Each entry needs to be reproduced verbatim.

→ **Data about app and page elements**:
━━━━━━━━
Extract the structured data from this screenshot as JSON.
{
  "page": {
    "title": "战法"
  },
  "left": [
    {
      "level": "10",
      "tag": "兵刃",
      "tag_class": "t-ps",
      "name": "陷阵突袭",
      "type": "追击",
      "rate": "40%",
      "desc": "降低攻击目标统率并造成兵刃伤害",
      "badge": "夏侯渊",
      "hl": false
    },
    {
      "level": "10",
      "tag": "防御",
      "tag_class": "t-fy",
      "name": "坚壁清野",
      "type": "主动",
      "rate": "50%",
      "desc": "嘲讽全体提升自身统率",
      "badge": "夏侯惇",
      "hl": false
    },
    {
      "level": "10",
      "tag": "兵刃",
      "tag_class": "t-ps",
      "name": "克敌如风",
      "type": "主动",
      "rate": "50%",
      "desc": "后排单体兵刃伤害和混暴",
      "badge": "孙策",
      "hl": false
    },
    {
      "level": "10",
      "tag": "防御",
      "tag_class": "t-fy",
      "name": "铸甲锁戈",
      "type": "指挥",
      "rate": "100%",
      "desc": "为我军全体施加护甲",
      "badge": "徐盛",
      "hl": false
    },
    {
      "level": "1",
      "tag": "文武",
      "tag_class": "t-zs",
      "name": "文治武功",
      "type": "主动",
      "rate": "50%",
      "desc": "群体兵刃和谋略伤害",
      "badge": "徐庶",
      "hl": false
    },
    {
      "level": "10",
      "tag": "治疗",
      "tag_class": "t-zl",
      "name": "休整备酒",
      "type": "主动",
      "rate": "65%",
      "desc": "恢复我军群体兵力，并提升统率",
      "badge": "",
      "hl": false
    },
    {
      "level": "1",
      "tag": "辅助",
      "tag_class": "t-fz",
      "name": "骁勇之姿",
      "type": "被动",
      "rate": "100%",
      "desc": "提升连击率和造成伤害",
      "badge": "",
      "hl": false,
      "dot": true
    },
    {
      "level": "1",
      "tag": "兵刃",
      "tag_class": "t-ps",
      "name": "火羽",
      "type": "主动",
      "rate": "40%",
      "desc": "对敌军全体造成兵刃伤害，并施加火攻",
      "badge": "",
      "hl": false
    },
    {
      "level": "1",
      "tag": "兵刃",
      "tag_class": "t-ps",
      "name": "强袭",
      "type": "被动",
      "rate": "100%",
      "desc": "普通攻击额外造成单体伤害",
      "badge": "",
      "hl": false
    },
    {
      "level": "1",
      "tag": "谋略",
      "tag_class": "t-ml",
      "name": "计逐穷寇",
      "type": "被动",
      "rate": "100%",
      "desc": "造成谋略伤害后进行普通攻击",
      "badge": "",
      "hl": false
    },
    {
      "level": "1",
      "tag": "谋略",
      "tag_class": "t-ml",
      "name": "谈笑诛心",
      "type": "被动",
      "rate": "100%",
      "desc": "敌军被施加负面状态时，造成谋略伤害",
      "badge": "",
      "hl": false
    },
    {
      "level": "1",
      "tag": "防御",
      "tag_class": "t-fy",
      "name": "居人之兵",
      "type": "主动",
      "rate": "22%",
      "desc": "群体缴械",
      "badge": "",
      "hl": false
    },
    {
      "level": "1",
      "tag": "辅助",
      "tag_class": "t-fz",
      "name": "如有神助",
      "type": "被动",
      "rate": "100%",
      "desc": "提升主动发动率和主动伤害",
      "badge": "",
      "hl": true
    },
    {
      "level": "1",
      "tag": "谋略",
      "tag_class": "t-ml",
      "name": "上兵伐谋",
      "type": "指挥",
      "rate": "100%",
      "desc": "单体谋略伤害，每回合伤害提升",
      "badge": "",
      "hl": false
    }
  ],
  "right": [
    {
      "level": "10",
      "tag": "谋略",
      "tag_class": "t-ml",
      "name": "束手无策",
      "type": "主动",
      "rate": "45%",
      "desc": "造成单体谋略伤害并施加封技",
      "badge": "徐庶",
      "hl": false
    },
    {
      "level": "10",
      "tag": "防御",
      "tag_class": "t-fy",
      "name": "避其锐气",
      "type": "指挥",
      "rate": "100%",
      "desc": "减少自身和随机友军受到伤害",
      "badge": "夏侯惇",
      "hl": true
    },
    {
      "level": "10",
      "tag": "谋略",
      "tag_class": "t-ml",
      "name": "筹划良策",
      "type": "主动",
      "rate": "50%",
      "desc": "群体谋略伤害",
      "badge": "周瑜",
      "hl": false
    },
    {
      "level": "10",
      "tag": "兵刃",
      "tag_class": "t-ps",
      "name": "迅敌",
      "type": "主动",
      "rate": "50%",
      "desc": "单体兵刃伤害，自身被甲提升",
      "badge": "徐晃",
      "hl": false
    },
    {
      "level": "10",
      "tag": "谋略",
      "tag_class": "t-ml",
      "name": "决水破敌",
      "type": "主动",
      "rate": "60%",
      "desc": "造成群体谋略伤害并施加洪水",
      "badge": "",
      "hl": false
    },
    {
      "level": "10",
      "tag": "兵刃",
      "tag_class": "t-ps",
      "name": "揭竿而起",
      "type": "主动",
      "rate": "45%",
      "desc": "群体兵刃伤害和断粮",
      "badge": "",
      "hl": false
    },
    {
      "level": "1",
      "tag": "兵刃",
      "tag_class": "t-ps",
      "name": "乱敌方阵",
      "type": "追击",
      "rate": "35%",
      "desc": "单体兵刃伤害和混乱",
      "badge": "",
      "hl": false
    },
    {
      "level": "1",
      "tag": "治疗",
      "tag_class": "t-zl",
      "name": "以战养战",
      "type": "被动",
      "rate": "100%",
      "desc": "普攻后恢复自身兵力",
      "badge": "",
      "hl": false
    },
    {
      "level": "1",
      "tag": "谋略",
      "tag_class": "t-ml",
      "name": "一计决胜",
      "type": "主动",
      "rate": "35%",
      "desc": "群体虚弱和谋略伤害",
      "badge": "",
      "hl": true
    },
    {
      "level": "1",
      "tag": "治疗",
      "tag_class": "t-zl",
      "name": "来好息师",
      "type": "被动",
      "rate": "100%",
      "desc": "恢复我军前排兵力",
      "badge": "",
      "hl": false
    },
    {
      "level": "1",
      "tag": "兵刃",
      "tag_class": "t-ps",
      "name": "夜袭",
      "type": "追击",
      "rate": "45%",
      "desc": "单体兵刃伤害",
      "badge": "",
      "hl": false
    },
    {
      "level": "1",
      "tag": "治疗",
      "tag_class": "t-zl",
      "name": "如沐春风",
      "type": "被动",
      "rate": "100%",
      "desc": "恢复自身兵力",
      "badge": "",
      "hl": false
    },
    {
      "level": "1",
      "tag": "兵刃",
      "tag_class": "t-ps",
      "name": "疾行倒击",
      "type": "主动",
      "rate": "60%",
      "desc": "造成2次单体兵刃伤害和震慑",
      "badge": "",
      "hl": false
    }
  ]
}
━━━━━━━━
→ **SOLUTION TO THIS EXERCISE**:
Extract the structured data from this screenshot as JSON.
{
  "page": {
    "title": "战法"
  },
  "left": [
    {
      "level": "10",
      "tag": "兵刃",
      "tag_class": "t-ps",
      "name": "陷阵突袭",
      "type": "追击",
      "rate": "40%",
      "desc": "降低攻击目标统率并造成兵刃伤害",
      "badge": "夏侯渊",
      "hl": false
    },
    {
      "level": "10",
      "tag": "防御",
      "tag_class": "t-fy",
      "name": "坚壁清野",
      "type": "主动",
      "rate": "50%",
      "desc": "嘲讽全体提升自身统率",
      "badge": "夏侯惇",
      "hl": false
    },
    {
      "level": "10",
      "tag": "兵刃",
      "tag_class": "t-ps",
      "name": "克敌如风",
      "type": "主动",
      "rate": "50%",
      "desc": "后排单体兵刃伤害和混暴",
      "badge": "孙策",
      "hl": false
    },
    {
      "level": "10",
      "tag": "防御",
      "tag_class": "t-fy",
      "name": "铸甲锁戈",
      "type": "指挥",
      "rate": "100%",
      "desc": "为我军全体施加护甲",
      "badge": "徐盛",
      "hl": false
    },
    {
      "level": "1",
      "tag": "文武",
      "tag_class": "t-zs",
      "name": "文治武功",
      "type": "主动",
      "rate": "50%",
      "desc": "群体兵刃和谋略伤害",
      "badge": "徐庶",
      "hl": false
    },
    {
      "level": "10",
      "tag": "治疗",
      "tag_class": "t-zl",
      "name": "休整备酒",
      "type": "主动",
      "rate": "65%",
      "desc": "恢复我军群体兵力，并提升统率",
      "badge": "",
      "hl": false
    },
    {
      "level": "1",
      "tag": "辅助",
      "tag_class": "t-fz",
      "name": "骁勇之姿",
      "type": "被动",
      "rate": "100%",
      "desc": "提升连击率和造成伤害",
      "badge": "",
      "hl": false,
      "dot": true
    },
    {
      "level": "1",
      "tag": "兵刃",
      "tag_class": "t-ps",
      "name": "火羽",
      "type": "主动",
      "rate": "40%",
      "desc": "对敌军全体造成兵刃伤害，并施加火攻",
      "badge": "",
      "hl": false
    },
    {
      "level": "1",
      "tag": "兵刃",
      "tag_class": "t-ps",
      "name": "强袭",
      "type": "被动",
      "rate": "100%",
      "desc": "普通攻击额外造成单体伤害",
      "badge": "",
      "hl": false
    },
    {
      "level": "1",
      "tag": "谋略",
      "tag_class": "t-ml",
      "name": "计逐穷寇",
      "type": "被动",
      "rate": "100%",
      "desc": "造成谋略伤害后进行普通攻击",
      "badge": "",
      "hl": false
    },
    {
      "level": "1",
      "tag": "谋略",
      "tag_class": "t-ml",
      "name": "谈笑诛心",
      "type": "被动",
      "rate": "100%",
      "desc": "敌军被施加负面状态时，造成谋略伤害",
      "badge": "",
      "hl": false
    },
    {
      "level": "1",
      "tag": "防御",
      "tag_class": "t-fy",
      "name": "居人之兵",
      "type": "主动",
      "rate": "22%",
      "desc": "群体缴械",
      "badge": "",
      "hl": false
    },
    {
      "level": "1",
      "tag": "辅助",
      "tag_class": "t-fz",
      "name": "如有神助",
      "type": "被动",
      "rate": "100%",
      "desc": "提升主动发动率和主动伤害",
      "badge": "",
      "hl": true
    },
    {
      "level": "1",
      "tag": "谋略",
      "tag_class": "t-ml",
      "name": "上兵伐谋",
      "type": "指挥",
      "rate": "100%",
      "desc": "单体谋略伤害，每回合伤害提升",
      "badge": "",
      "hl": false
    }
  ],
  "right": [
    {
      "level": "10",
      "tag": "谋略",
      "tag_class": "t-ml",
      "name": "束手无策",
      "type": "主动",
      "rate": "45%",
      "desc": "造成单体谋略伤害并施加封技",
      "badge": "徐庶",
      "hl": false
    },
    {
      "level": "10",
      "tag": "防御",
      "tag_class": "t-fy",
      "name": "避其锐气",
      "type": "指挥",
      "rate": "100%",
      "desc": "减少自身和随机友军受到伤害",
      "badge": "夏侯惇",
      "hl": true
    },
    {
      "level": "10",
      "tag": "谋略",
      "tag_class": "t-ml",
      "name": "筹划良策",
      "type": "主动",
      "rate": "50%",
      "desc": "群体谋略伤害",
      "badge": "周瑜",
      "hl": false
    },
    {
      "level": "10",
      "tag": "兵刃",
      "tag_class": "t-ps",
      "name": "迅敌",
      "type": "主动",
      "rate": "50%",
      "desc": "单体兵刃伤害，自身被甲提升",
      "badge": "徐晃",
      "hl": false
    },
    {
      "level": "10",
      "tag": "谋略",
      "tag_class": "t-ml",
      "name": "决水破敌",
      "type": "主动",
      "rate": "60%",
      "desc": "造成群体谋略伤害并施加洪水",
      "badge": "",
      "hl": false
    },
    {
      "level": "10",
      "tag": "兵刃",
      "tag_class": "t-ps",
      "name": "揭竿而起",
      "type": "主动",
      "rate": "45%",
      "desc": "群体兵刃伤害和断粮",
      "badge": "",
      "hl": false
    },
    {
      "level": "1",
      "tag": "兵刃",
      "tag_class": "t-ps",
      "name": "乱敌方阵",
      "type": "追击",
      "rate": "35%",
      "desc": "单体兵刃伤害和混乱",
      "badge": "",
      "hl": false
    },
    {
      "level": "1",
      "tag": "治疗",
      "tag_class": "t-zl",
      "name": "以战养战",
      "type": "被动",
      "rate": "100%",
      "desc": "普攻后恢复自身兵力",
      "badge": "",
      "hl": false
    },
    {
      "level": "1",
      "tag": "谋略",
      "tag_class": "t-ml",
      "name": "一计决胜",
      "type": "主动",
      "rate": "35%",
      "desc": "群体虚弱和谋略伤害",
      "badge": "",
      "hl": true
    },
    {
      "level": "1",
      "tag": "治疗",
      "tag_class": "t-zl",
      "name": "来好息师",
      "type": "被动",
      "rate": "100%",
      "desc": "恢复我军前排兵力",
      "badge": "",
      "hl": false
    },
    {
      "level": "1",
      "tag": "兵刃",
      "tag_class": "t-ps",
      "name": "夜袭",
      "type": "追击",
      "rate": "45%",
      "desc": "单体兵刃伤害",
      "badge": "",
      "hl": false
    },
    {
      "level": "1",
      "tag": "治疗",
      "tag_class": "t-zl",
      "name": "如沐春风",
      "type": "被动",
      "rate": "100%",
      "desc": "恢复自身兵力",
      "badge": "",
      "hl": false
    },
    {
      "level": "1",
      "tag": "兵刃",
      "tag_class": "t-ps",
      "name": "疾行倒击",
      "type": "主动",
      "rate": "60%",
      "desc": "造成2次单体兵刃伤害和震慑",
      "badge": "",
      "hl": false
    }
  ]
}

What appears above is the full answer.